(Data about app and page elements)
======
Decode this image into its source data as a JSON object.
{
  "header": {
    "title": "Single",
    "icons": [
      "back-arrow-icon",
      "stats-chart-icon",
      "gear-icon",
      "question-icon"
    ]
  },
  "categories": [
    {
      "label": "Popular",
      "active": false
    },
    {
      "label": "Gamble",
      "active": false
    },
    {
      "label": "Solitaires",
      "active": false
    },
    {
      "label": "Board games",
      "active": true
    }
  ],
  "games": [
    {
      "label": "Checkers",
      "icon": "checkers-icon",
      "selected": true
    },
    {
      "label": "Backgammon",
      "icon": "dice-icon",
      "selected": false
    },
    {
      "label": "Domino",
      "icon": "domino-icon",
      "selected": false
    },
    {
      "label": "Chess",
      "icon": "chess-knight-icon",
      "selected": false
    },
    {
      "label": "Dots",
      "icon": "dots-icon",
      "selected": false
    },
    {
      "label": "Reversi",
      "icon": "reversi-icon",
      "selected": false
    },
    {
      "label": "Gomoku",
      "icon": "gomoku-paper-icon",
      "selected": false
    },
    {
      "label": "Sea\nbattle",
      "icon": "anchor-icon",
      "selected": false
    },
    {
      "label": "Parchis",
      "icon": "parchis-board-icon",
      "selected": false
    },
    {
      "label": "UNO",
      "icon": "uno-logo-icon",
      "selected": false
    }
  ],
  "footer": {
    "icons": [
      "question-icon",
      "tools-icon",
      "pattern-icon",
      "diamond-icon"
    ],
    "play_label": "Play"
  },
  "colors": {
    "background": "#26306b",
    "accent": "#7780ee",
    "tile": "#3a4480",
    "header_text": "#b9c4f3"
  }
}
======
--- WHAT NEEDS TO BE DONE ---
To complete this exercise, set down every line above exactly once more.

--- EXPECTED ANSWER ---
Decode this image into its source data as a JSON object.
{
  "header": {
    "title": "Single",
    "icons": [
      "back-arrow-icon",
      "stats-chart-icon",
      "gear-icon",
      "question-icon"
    ]
  },
  "categories": [
    {
      "label": "Popular",
      "active": false
    },
    {
      "label": "Gamble",
      "active": false
    },
    {
      "label": "Solitaires",
      "active": false
    },
    {
      "label": "Board games",
      "active": true
    }
  ],
  "games": [
    {
      "label": "Checkers",
      "icon": "checkers-icon",
      "selected": true
    },
    {
      "label": "Backgammon",
      "icon": "dice-icon",
      "selected": false
    },
    {
      "label": "Domino",
      "icon": "domino-icon",
      "selected": false
    },
    {
      "label": "Chess",
      "icon": "chess-knight-icon",
      "selected": false
    },
    {
      "label": "Dots",
      "icon": "dots-icon",
      "selected": false
    },
    {
      "label": "Reversi",
      "icon": "reversi-icon",
      "selected": false
    },
    {
      "label": "Gomoku",
      "icon": "gomoku-paper-icon",
      "selected": false
    },
    {
      "label": "Sea\nbattle",
      "icon": "anchor-icon",
      "selected": false
    },
    {
      "label": "Parchis",
      "icon": "parchis-board-icon",
      "selected": false
    },
    {
      "label": "UNO",
      "icon": "uno-logo-icon",
      "selected": false
    }
  ],
  "footer": {
    "icons": [
      "question-icon",
      "tools-icon",
      "pattern-icon",
      "diamond-icon"
    ],
    "play_label": "Play"
  },
  "colors": {
    "background": "#26306b",
    "accent": "#7780ee",
    "tile": "#3a4480",
    "header_text": "#b9c4f3"
  }
}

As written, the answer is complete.